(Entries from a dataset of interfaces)
++++++++++++++++++++
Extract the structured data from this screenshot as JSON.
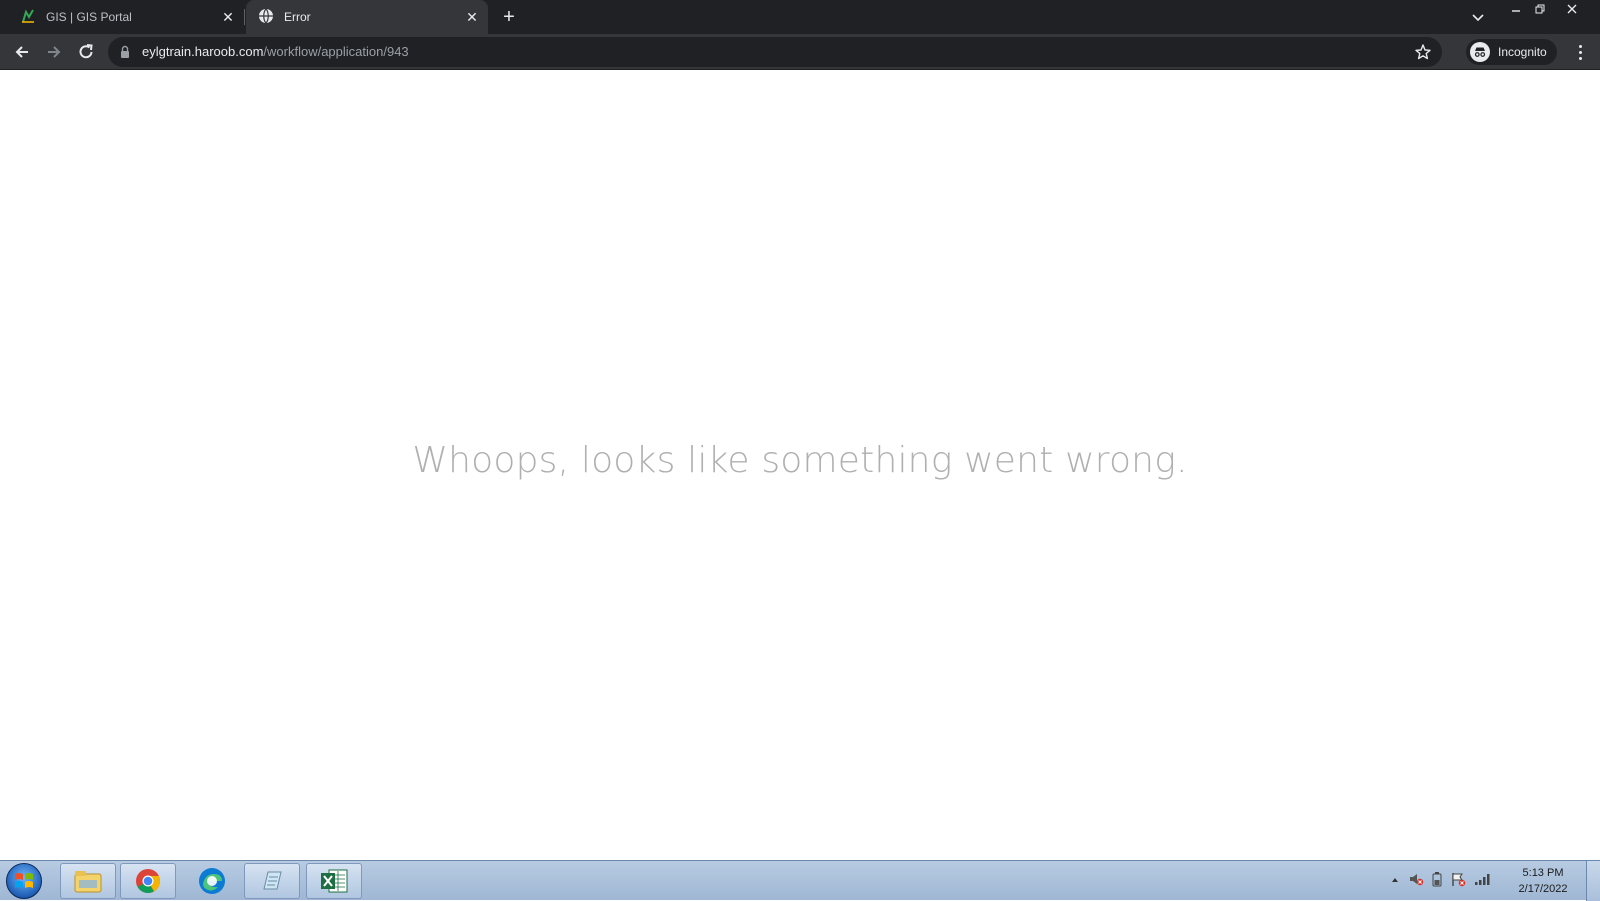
{
  "browser": {
    "tabs": [
      {
        "title": "GIS | GIS Portal",
        "active": false
      },
      {
        "title": "Error",
        "active": true
      }
    ],
    "url_host": "eylgtrain.haroob.com",
    "url_path": "/workflow/application/943",
    "profile_label": "Incognito",
    "icons": {
      "tab1_favicon": "gis-leaf-icon",
      "tab2_favicon": "globe-icon",
      "new_tab": "plus-icon",
      "tab_search": "chevron-down-icon",
      "back": "arrow-left-icon",
      "forward": "arrow-right-icon",
      "reload": "reload-icon",
      "lock": "lock-icon",
      "bookmark": "star-icon",
      "incognito": "incognito-icon",
      "menu": "kebab-menu-icon"
    }
  },
  "page": {
    "message": "Whoops, looks like something went wrong."
  },
  "taskbar": {
    "apps": [
      "file-explorer",
      "chrome",
      "edge",
      "notepad",
      "excel"
    ],
    "clock_time": "5:13 PM",
    "clock_date": "2/17/2022"
  },
  "colors": {
    "tab_strip": "#202124",
    "toolbar": "#35363a",
    "message_text": "#b0b0b0",
    "taskbar": "#a9bfdb"
  }
}
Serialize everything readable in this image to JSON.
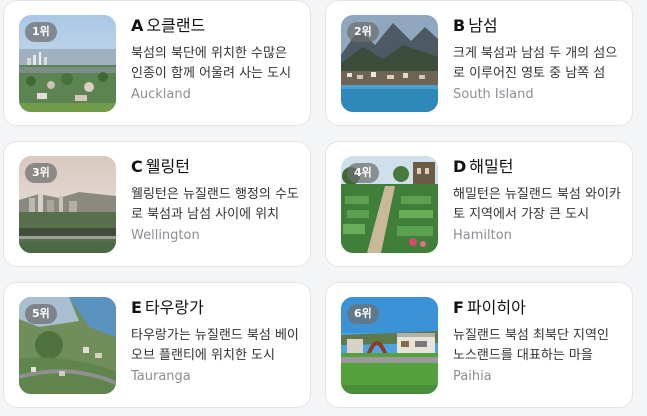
{
  "places": [
    {
      "rank": "1위",
      "letter": "A",
      "name": "오클랜드",
      "description": "북섬의 북단에 위치한 수많은 인종이 함께 어울려 사는 도시",
      "english": "Auckland"
    },
    {
      "rank": "2위",
      "letter": "B",
      "name": "남섬",
      "description": "크게 북섬과 남섬 두 개의 섬으로 이루어진 영토 중 남쪽 섬",
      "english": "South Island"
    },
    {
      "rank": "3위",
      "letter": "C",
      "name": "웰링턴",
      "description": "웰링턴은 뉴질랜드 행정의 수도로 북섬과 남섬 사이에 위치",
      "english": "Wellington"
    },
    {
      "rank": "4위",
      "letter": "D",
      "name": "해밀턴",
      "description": "해밀턴은 뉴질랜드 북섬 와이카토 지역에서 가장 큰 도시",
      "english": "Hamilton"
    },
    {
      "rank": "5위",
      "letter": "E",
      "name": "타우랑가",
      "description": "타우랑가는 뉴질랜드 북섬 베이 오브 플랜티에 위치한 도시",
      "english": "Tauranga"
    },
    {
      "rank": "6위",
      "letter": "F",
      "name": "파이히아",
      "description": "뉴질랜드 북섬 최북단 지역인 노스랜드를 대표하는 마을",
      "english": "Paihia"
    }
  ]
}
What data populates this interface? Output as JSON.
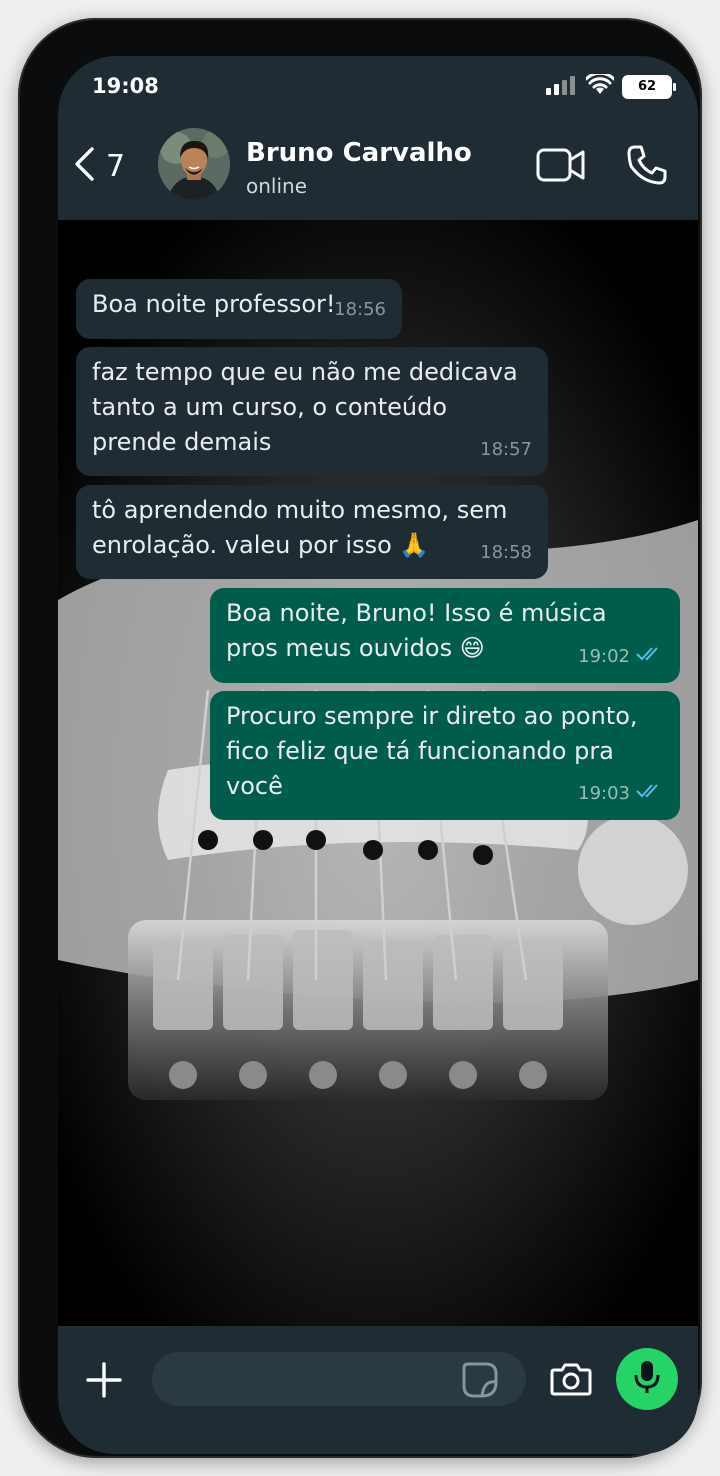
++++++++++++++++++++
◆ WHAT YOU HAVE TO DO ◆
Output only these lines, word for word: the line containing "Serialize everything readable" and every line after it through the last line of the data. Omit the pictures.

◆ EXERCISE RESPONSE ◆
Serialize everything readable in this image to JSON.
{
  "places": [
    {
      "rank": "1위",
      "letter": "A",
      "name": "오클랜드",
      "description": "북섬의 북단에 위치한 수많은 인종이 함께 어울려 사는 도시",
      "english": "Auckland"
    },
    {
      "rank": "2위",
      "letter": "B",
      "name": "남섬",
      "description": "크게 북섬과 남섬 두 개의 섬으로 이루어진 영토 중 남쪽 섬",
      "english": "South Island"
    },
    {
      "rank": "3위",
      "letter": "C",
      "name": "웰링턴",
      "description": "웰링턴은 뉴질랜드 행정의 수도로 북섬과 남섬 사이에 위치",
      "english": "Wellington"
    },
    {
      "rank": "4위",
      "letter": "D",
      "name": "해밀턴",
      "description": "해밀턴은 뉴질랜드 북섬 와이카토 지역에서 가장 큰 도시",
      "english": "Hamilton"
    },
    {
      "rank": "5위",
      "letter": "E",
      "name": "타우랑가",
      "description": "타우랑가는 뉴질랜드 북섬 베이 오브 플랜티에 위치한 도시",
      "english": "Tauranga"
    },
    {
      "rank": "6위",
      "letter": "F",
      "name": "파이히아",
      "description": "뉴질랜드 북섬 최북단 지역인 노스랜드를 대표하는 마을",
      "english": "Paihia"
    }
  ]
}
What data populates this interface? Output as JSON.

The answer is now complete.